*WHAT THE TASK REQUIRES*: Every entry must be printed again exactly, with nothing left out.
※ ※ ※
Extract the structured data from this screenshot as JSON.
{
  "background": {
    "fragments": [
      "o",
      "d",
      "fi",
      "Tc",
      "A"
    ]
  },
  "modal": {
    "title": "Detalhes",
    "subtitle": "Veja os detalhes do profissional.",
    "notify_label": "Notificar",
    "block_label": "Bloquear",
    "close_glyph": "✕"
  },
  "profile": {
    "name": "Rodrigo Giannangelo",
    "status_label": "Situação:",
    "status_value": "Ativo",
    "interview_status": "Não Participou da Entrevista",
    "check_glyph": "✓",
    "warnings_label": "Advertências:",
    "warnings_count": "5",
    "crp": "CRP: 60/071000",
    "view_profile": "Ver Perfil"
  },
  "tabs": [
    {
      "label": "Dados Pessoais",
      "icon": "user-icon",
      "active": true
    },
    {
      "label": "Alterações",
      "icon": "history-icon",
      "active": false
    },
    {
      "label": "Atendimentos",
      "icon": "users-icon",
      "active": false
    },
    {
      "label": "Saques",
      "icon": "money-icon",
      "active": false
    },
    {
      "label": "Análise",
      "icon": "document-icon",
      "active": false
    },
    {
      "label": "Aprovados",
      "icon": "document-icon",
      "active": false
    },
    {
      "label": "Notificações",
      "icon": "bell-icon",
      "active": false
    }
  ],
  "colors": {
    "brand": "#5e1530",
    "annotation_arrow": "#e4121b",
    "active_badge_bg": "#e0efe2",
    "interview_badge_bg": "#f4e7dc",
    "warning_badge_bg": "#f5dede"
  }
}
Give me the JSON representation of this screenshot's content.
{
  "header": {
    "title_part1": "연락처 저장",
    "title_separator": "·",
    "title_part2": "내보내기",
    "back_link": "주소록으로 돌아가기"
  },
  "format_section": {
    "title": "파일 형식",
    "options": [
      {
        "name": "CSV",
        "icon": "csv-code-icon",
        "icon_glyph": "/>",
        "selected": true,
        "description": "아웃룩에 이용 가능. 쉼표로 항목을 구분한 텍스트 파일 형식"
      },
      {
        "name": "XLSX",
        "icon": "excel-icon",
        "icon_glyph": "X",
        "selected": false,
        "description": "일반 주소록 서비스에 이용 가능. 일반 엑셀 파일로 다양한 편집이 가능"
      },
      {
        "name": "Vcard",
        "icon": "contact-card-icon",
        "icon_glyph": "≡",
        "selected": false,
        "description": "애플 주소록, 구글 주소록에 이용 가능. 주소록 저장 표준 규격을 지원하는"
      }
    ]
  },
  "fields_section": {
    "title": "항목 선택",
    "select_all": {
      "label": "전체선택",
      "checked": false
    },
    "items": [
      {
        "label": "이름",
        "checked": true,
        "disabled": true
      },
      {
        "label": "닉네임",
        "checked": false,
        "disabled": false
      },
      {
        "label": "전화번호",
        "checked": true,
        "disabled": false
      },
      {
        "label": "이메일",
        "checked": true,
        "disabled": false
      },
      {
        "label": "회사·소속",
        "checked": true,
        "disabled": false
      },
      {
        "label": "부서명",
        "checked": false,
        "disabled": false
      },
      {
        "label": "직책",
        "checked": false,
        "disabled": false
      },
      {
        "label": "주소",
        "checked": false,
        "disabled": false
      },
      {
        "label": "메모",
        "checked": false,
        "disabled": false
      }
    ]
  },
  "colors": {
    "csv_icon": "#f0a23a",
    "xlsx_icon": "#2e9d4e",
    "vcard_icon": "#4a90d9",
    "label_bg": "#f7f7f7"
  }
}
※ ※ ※
*WRITTEN SOLUTION*:
Extract the structured data from this screenshot as JSON.
{
  "background": {
    "fragments": [
      "o",
      "d",
      "fi",
      "Tc",
      "A"
    ]
  },
  "modal": {
    "title": "Detalhes",
    "subtitle": "Veja os detalhes do profissional.",
    "notify_label": "Notificar",
    "block_label": "Bloquear",
    "close_glyph": "✕"
  },
  "profile": {
    "name": "Rodrigo Giannangelo",
    "status_label": "Situação:",
    "status_value": "Ativo",
    "interview_status": "Não Participou da Entrevista",
    "check_glyph": "✓",
    "warnings_label": "Advertências:",
    "warnings_count": "5",
    "crp": "CRP: 60/071000",
    "view_profile": "Ver Perfil"
  },
  "tabs": [
    {
      "label": "Dados Pessoais",
      "icon": "user-icon",
      "active": true
    },
    {
      "label": "Alterações",
      "icon": "history-icon",
      "active": false
    },
    {
      "label": "Atendimentos",
      "icon": "users-icon",
      "active": false
    },
    {
      "label": "Saques",
      "icon": "money-icon",
      "active": false
    },
    {
      "label": "Análise",
      "icon": "document-icon",
      "active": false
    },
    {
      "label": "Aprovados",
      "icon": "document-icon",
      "active": false
    },
    {
      "label": "Notificações",
      "icon": "bell-icon",
      "active": false
    }
  ],
  "colors": {
    "brand": "#5e1530",
    "annotation_arrow": "#e4121b",
    "active_badge_bg": "#e0efe2",
    "interview_badge_bg": "#f4e7dc",
    "warning_badge_bg": "#f5dede"
  }
}
Give me the JSON representation of this screenshot's content.
{
  "header": {
    "title_part1": "연락처 저장",
    "title_separator": "·",
    "title_part2": "내보내기",
    "back_link": "주소록으로 돌아가기"
  },
  "format_section": {
    "title": "파일 형식",
    "options": [
      {
        "name": "CSV",
        "icon": "csv-code-icon",
        "icon_glyph": "/>",
        "selected": true,
        "description": "아웃룩에 이용 가능. 쉼표로 항목을 구분한 텍스트 파일 형식"
      },
      {
        "name": "XLSX",
        "icon": "excel-icon",
        "icon_glyph": "X",
        "selected": false,
        "description": "일반 주소록 서비스에 이용 가능. 일반 엑셀 파일로 다양한 편집이 가능"
      },
      {
        "name": "Vcard",
        "icon": "contact-card-icon",
        "icon_glyph": "≡",
        "selected": false,
        "description": "애플 주소록, 구글 주소록에 이용 가능. 주소록 저장 표준 규격을 지원하는"
      }
    ]
  },
  "fields_section": {
    "title": "항목 선택",
    "select_all": {
      "label": "전체선택",
      "checked": false
    },
    "items": [
      {
        "label": "이름",
        "checked": true,
        "disabled": true
      },
      {
        "label": "닉네임",
        "checked": false,
        "disabled": false
      },
      {
        "label": "전화번호",
        "checked": true,
        "disabled": false
      },
      {
        "label": "이메일",
        "checked": true,
        "disabled": false
      },
      {
        "label": "회사·소속",
        "checked": true,
        "disabled": false
      },
      {
        "label": "부서명",
        "checked": false,
        "disabled": false
      },
      {
        "label": "직책",
        "checked": false,
        "disabled": false
      },
      {
        "label": "주소",
        "checked": false,
        "disabled": false
      },
      {
        "label": "메모",
        "checked": false,
        "disabled": false
      }
    ]
  },
  "colors": {
    "csv_icon": "#f0a23a",
    "xlsx_icon": "#2e9d4e",
    "vcard_icon": "#4a90d9",
    "label_bg": "#f7f7f7"
  }
}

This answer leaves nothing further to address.